Centro de Investigação em Políticas Públicas ISCSP/UTL Lisboa, Portugal
Centro de Administração e Políticas Públicas ISCSP/UTL and University of Stirling (UK) Lisbon, Portugal
Anthropology FCSH/UNL Lisboa, Portugal
The main goal of the present paper is to assess the social perceptions of some African ethnic groups (e.g. Nalú, Fulani among others) of nature conservation and biodiversity. The perceptions of other animals and their functions (religious, aesthetic or functional/hunting and feeding value) and the perceptions of different landscapes (sacred-bushes, mangroves, agricultural fields such as "bolanhas"/rice fields and forests) and different ecosystems are considered.
This study was conducted in an isolated rural area (deep in the South of Guinea-Bissau) via questionnaire (n=120) and observation, and was financed by FCT.
While for most sociologists (and other social scientists), animals (and ecosystems) remain the discipline´s ultimate "other", we argue that not only biologists or researchers from the environmental sciences have a key role in the biodiversity conservation but sociologist too.

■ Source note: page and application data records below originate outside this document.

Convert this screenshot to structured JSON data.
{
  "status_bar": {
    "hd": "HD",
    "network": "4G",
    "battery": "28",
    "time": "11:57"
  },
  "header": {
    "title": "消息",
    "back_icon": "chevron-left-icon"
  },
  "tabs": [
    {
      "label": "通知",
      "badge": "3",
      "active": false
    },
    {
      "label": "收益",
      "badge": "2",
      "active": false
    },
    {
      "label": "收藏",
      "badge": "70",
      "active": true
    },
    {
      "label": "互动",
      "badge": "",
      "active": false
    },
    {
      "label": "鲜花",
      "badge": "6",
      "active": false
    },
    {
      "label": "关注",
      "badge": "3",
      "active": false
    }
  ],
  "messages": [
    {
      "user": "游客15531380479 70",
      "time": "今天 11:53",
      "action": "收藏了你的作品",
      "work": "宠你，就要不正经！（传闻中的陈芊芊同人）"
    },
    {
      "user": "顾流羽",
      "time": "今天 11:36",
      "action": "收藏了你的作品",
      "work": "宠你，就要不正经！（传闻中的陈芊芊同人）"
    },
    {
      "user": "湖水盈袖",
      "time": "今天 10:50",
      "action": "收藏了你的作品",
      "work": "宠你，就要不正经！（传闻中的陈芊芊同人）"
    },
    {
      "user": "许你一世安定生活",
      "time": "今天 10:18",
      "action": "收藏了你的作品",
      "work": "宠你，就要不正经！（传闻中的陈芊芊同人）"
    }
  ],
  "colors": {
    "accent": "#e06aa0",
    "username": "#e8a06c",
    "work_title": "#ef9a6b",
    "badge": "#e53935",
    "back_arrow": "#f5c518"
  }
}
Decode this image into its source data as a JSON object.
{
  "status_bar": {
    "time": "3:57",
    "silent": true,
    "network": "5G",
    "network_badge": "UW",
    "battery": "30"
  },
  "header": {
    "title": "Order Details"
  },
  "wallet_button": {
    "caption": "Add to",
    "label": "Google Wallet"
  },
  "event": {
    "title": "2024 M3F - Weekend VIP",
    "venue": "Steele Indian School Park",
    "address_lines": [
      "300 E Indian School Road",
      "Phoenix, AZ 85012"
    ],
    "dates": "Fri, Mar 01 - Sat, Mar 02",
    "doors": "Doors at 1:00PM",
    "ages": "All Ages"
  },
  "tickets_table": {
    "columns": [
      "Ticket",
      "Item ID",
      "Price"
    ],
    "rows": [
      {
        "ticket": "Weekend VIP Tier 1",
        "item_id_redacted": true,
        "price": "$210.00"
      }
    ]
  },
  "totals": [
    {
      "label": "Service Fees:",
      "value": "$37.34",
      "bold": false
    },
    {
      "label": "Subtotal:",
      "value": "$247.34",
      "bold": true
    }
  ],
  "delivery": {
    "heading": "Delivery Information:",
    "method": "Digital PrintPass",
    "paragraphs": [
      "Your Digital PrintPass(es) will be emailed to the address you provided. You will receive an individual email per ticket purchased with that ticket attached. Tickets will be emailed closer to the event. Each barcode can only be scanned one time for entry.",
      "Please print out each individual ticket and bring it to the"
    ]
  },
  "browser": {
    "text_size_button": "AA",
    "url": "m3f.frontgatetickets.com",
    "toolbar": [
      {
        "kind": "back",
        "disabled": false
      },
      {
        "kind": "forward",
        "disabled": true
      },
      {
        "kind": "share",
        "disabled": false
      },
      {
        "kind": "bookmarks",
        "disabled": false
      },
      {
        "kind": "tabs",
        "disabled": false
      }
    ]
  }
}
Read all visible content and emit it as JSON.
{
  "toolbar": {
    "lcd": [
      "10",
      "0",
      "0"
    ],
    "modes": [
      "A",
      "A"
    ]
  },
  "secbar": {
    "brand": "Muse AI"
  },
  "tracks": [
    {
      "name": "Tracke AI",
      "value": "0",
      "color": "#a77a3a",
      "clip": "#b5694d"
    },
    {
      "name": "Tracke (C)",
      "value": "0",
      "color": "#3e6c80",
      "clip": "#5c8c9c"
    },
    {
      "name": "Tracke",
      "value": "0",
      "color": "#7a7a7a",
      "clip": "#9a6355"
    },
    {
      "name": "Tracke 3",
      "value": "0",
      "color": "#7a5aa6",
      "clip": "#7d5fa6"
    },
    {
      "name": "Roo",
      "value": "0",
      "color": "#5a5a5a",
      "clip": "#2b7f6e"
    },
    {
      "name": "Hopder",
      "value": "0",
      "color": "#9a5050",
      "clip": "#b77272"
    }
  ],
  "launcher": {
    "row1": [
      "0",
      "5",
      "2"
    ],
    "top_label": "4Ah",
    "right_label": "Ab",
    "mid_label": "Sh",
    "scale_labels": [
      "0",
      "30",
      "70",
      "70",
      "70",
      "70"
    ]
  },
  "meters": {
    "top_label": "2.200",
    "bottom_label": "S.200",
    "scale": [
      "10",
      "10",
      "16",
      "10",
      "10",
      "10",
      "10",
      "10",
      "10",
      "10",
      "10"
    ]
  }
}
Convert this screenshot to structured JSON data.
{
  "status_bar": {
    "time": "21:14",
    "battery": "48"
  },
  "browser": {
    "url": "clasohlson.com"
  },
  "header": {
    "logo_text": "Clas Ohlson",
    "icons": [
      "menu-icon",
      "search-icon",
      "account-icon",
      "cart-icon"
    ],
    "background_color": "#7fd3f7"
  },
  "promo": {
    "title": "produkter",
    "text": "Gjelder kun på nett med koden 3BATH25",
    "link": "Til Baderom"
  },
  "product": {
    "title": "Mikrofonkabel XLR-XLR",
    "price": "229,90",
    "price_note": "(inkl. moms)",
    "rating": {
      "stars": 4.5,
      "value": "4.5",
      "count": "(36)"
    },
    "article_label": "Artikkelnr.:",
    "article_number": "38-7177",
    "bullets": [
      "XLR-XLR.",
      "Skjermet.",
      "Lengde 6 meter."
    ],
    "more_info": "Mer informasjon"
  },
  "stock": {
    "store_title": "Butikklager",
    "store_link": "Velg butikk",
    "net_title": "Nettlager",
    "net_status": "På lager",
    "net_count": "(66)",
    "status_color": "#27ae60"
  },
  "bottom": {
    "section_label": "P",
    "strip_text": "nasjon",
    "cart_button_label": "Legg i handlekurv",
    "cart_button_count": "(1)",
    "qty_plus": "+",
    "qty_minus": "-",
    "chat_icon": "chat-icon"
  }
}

In order for conservationist strategies to be effective, such strategies must be developed bearing in mind their target-populations and the "sociological framework" of such communities: the social milieu (ethno-sphere) - otherwise they are doomed to failure.
Our data suggests that the social role of other animals (and landscapes and ecosystems) is important for local communities that attributes them a functional and aesthetic value.
We argue that:
i) although historically, Sociology´s relation with "animals" (and nature) has been, at best, poor and undermined by paradoxical tensions, sociologists have a strategic role while environmental and biodiversity conservation strategies are being planned by different actors (e.g. governmental organizations, among other institutions);
ii) in a long term, Sociology (and other social sciences) can contribute to develop effective and reliable nature and biodiversity conservation strategies.
Finally, in this presentation we will address a possible framework for overcoming human-animal and nature dichotomies in Sociology. While other social scientists (e.g. physical anthropologists) have been studying primates and primate behaviour towards a better understanding of commonalities between humans and non-humans, more often than not, sociologists refuse to account for animal sociality, culture, and/or ontological comparability. This is not surprising given that the sociological "exoticization" of non-western cultures (such as the African ones) entailed - amongst many other techniques - the evocation of unclear borders between "the human" and "the animal".